═══ Source information ═══

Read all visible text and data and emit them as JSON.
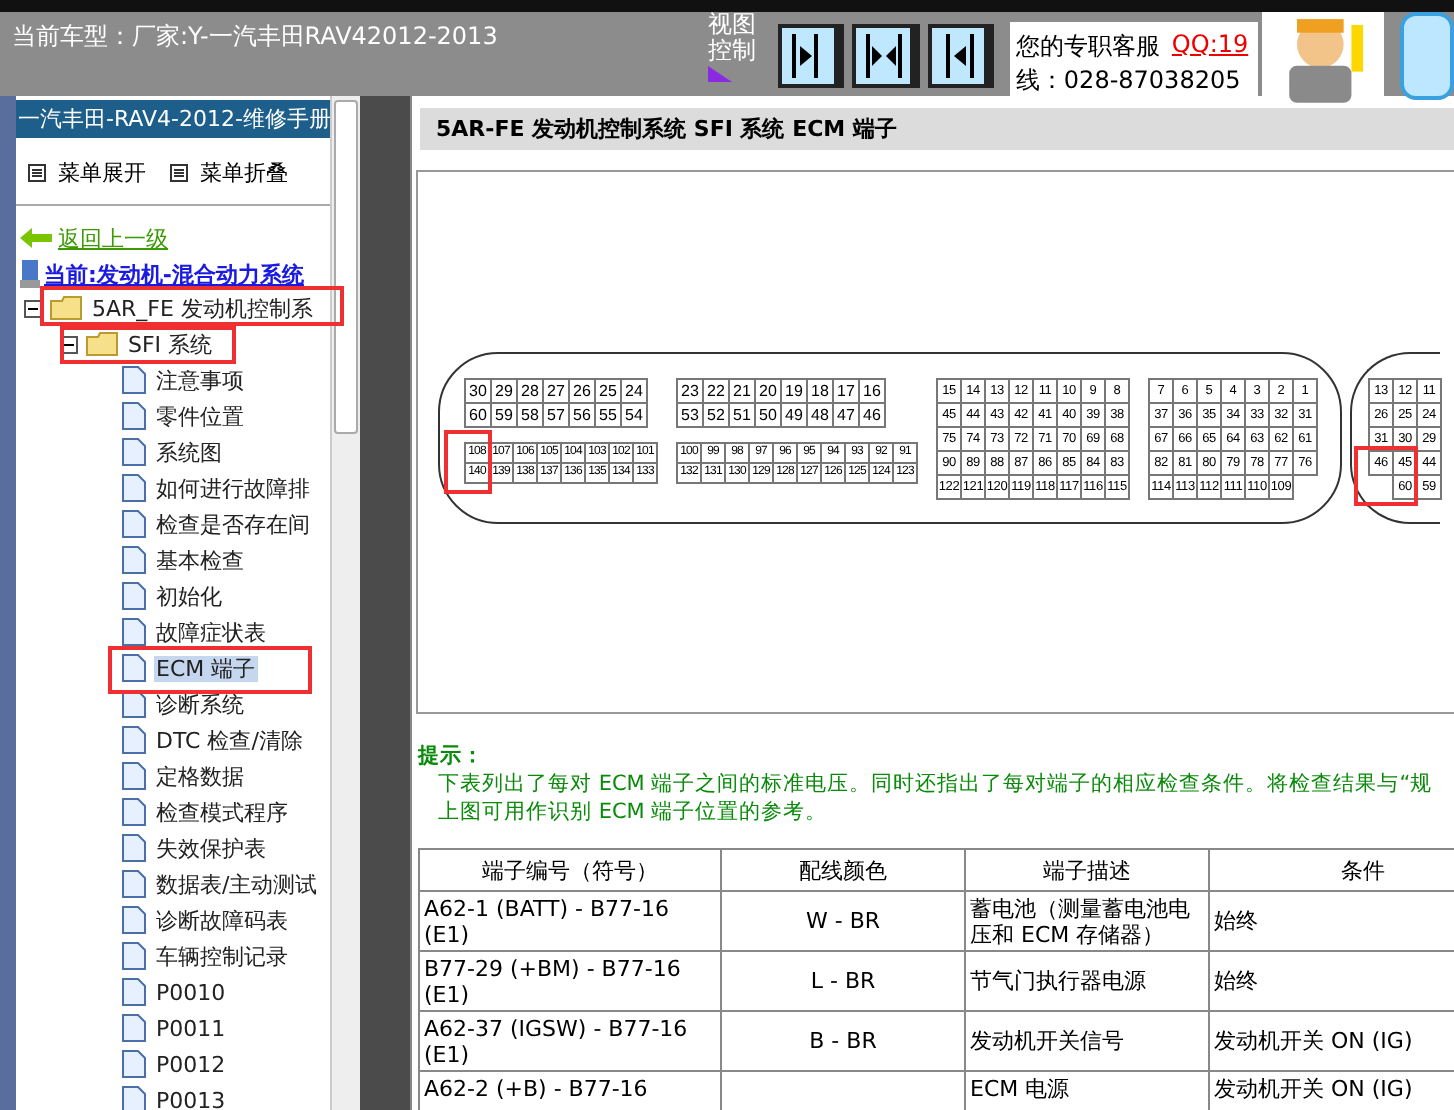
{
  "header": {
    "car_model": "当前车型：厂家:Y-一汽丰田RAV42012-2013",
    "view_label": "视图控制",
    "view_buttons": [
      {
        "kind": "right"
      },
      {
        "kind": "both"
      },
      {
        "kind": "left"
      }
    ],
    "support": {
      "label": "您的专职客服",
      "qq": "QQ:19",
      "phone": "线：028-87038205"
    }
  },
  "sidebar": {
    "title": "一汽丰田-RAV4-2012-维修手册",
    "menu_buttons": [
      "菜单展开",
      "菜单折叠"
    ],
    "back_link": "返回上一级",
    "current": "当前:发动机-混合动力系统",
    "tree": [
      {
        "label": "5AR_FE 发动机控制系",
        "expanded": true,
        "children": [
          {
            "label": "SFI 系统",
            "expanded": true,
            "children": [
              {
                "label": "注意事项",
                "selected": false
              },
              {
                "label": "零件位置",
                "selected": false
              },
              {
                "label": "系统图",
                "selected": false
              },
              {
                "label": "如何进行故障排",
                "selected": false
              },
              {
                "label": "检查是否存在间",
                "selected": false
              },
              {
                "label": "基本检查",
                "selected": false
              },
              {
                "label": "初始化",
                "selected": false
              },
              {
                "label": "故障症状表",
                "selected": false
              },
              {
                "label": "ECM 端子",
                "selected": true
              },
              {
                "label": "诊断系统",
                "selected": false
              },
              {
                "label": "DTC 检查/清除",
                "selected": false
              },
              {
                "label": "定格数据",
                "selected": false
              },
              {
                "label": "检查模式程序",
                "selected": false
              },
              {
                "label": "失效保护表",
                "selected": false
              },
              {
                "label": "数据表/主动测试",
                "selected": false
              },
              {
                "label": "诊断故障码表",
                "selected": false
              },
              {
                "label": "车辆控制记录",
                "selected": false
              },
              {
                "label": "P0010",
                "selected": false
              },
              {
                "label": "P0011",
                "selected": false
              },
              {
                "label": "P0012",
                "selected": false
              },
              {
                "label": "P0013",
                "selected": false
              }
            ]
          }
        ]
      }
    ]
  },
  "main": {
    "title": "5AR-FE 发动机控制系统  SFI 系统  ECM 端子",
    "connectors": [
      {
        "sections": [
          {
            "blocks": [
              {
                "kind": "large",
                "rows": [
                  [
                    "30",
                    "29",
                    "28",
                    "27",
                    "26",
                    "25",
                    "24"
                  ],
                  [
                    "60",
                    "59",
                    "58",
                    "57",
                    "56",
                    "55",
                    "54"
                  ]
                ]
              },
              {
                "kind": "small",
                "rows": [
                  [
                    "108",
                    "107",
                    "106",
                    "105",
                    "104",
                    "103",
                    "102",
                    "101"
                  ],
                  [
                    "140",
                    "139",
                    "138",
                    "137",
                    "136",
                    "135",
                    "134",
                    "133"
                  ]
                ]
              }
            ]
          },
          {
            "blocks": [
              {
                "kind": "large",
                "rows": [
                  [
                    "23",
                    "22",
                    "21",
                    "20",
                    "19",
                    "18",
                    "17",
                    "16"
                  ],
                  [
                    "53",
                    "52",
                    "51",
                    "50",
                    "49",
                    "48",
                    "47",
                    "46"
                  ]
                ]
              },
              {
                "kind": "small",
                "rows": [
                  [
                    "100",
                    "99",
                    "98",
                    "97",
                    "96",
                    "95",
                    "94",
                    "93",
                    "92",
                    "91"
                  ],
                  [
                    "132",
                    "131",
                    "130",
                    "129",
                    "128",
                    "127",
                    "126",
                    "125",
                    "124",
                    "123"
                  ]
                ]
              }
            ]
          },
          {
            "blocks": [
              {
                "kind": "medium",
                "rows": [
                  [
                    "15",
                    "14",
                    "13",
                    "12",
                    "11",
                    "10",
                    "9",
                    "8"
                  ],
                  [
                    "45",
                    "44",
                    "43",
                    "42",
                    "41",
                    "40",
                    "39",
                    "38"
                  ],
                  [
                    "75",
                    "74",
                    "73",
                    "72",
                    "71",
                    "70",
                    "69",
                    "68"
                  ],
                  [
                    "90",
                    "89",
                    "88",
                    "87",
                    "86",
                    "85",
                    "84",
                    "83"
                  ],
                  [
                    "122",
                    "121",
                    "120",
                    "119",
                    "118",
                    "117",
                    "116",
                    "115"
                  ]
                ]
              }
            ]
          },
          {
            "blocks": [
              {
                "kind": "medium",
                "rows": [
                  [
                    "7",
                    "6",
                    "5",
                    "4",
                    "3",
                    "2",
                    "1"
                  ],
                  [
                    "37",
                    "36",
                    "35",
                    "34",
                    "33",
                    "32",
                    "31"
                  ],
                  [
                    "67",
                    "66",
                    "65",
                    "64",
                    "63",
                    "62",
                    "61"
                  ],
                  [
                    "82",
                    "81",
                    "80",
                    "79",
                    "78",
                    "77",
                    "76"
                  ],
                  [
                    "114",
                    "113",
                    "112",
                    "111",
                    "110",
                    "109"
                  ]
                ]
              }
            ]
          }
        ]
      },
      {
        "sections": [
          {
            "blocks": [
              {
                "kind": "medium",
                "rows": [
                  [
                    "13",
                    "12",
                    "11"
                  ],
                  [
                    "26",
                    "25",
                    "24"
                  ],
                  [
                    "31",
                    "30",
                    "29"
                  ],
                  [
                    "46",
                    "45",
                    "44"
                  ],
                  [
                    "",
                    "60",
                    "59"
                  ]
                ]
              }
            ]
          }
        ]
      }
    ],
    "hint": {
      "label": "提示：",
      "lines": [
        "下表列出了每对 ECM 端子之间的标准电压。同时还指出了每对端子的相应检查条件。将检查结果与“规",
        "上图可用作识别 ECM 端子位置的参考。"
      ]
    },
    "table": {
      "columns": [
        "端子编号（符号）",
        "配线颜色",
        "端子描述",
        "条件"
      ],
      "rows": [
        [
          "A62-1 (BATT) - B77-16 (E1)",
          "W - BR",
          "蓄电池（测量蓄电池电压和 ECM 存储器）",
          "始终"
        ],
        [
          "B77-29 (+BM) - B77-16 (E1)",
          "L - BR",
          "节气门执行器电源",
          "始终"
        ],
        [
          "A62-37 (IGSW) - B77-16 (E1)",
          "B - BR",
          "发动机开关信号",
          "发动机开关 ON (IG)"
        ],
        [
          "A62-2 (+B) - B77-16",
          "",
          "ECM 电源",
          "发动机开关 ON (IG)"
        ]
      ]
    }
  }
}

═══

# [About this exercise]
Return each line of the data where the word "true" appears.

# [Answer]
        "expanded": true,
            "expanded": true,
                "selected": true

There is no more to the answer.